Down to the last character, repeat the data that follows.

DATA LISTING below:

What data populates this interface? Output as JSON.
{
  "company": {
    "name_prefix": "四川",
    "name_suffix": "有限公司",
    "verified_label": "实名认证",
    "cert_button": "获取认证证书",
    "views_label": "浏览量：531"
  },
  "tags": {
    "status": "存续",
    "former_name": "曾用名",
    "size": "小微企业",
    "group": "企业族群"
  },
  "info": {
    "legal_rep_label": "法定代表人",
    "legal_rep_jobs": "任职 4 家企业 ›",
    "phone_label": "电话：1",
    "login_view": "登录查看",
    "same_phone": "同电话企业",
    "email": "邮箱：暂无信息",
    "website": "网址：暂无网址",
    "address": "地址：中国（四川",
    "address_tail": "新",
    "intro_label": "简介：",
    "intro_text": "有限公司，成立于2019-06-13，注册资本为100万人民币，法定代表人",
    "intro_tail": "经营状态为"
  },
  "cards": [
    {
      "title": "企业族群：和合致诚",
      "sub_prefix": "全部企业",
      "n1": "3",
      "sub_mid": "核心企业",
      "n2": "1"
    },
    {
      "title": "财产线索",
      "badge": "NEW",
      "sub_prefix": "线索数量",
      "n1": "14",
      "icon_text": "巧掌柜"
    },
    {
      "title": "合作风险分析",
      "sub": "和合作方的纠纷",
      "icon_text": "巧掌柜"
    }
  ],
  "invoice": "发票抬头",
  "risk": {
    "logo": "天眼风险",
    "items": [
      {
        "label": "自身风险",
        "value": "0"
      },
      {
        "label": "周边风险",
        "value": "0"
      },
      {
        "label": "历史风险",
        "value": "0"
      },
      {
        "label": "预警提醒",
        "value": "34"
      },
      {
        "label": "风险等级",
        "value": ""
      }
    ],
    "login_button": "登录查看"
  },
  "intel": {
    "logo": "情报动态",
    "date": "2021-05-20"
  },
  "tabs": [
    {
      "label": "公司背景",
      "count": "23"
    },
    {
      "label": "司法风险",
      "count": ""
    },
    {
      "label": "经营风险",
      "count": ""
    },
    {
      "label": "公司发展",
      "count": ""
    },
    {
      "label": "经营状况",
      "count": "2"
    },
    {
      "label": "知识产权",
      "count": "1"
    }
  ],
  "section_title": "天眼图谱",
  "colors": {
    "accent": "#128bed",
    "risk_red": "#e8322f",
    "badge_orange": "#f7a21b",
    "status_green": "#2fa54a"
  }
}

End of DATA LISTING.

== OUTPUT BELOW ==
What data populates this interface? Output as JSON.
{
  "company": {
    "name_prefix": "四川",
    "name_suffix": "有限公司",
    "verified_label": "实名认证",
    "cert_button": "获取认证证书",
    "views_label": "浏览量：531"
  },
  "tags": {
    "status": "存续",
    "former_name": "曾用名",
    "size": "小微企业",
    "group": "企业族群"
  },
  "info": {
    "legal_rep_label": "法定代表人",
    "legal_rep_jobs": "任职 4 家企业 ›",
    "phone_label": "电话：1",
    "login_view": "登录查看",
    "same_phone": "同电话企业",
    "email": "邮箱：暂无信息",
    "website": "网址：暂无网址",
    "address": "地址：中国（四川",
    "address_tail": "新",
    "intro_label": "简介：",
    "intro_text": "有限公司，成立于2019-06-13，注册资本为100万人民币，法定代表人",
    "intro_tail": "经营状态为"
  },
  "cards": [
    {
      "title": "企业族群：和合致诚",
      "sub_prefix": "全部企业",
      "n1": "3",
      "sub_mid": "核心企业",
      "n2": "1"
    },
    {
      "title": "财产线索",
      "badge": "NEW",
      "sub_prefix": "线索数量",
      "n1": "14",
      "icon_text": "巧掌柜"
    },
    {
      "title": "合作风险分析",
      "sub": "和合作方的纠纷",
      "icon_text": "巧掌柜"
    }
  ],
  "invoice": "发票抬头",
  "risk": {
    "logo": "天眼风险",
    "items": [
      {
        "label": "自身风险",
        "value": "0"
      },
      {
        "label": "周边风险",
        "value": "0"
      },
      {
        "label": "历史风险",
        "value": "0"
      },
      {
        "label": "预警提醒",
        "value": "34"
      },
      {
        "label": "风险等级",
        "value": ""
      }
    ],
    "login_button": "登录查看"
  },
  "intel": {
    "logo": "情报动态",
    "date": "2021-05-20"
  },
  "tabs": [
    {
      "label": "公司背景",
      "count": "23"
    },
    {
      "label": "司法风险",
      "count": ""
    },
    {
      "label": "经营风险",
      "count": ""
    },
    {
      "label": "公司发展",
      "count": ""
    },
    {
      "label": "经营状况",
      "count": "2"
    },
    {
      "label": "知识产权",
      "count": "1"
    }
  ],
  "section_title": "天眼图谱",
  "colors": {
    "accent": "#128bed",
    "risk_red": "#e8322f",
    "badge_orange": "#f7a21b",
    "status_green": "#2fa54a"
  }
}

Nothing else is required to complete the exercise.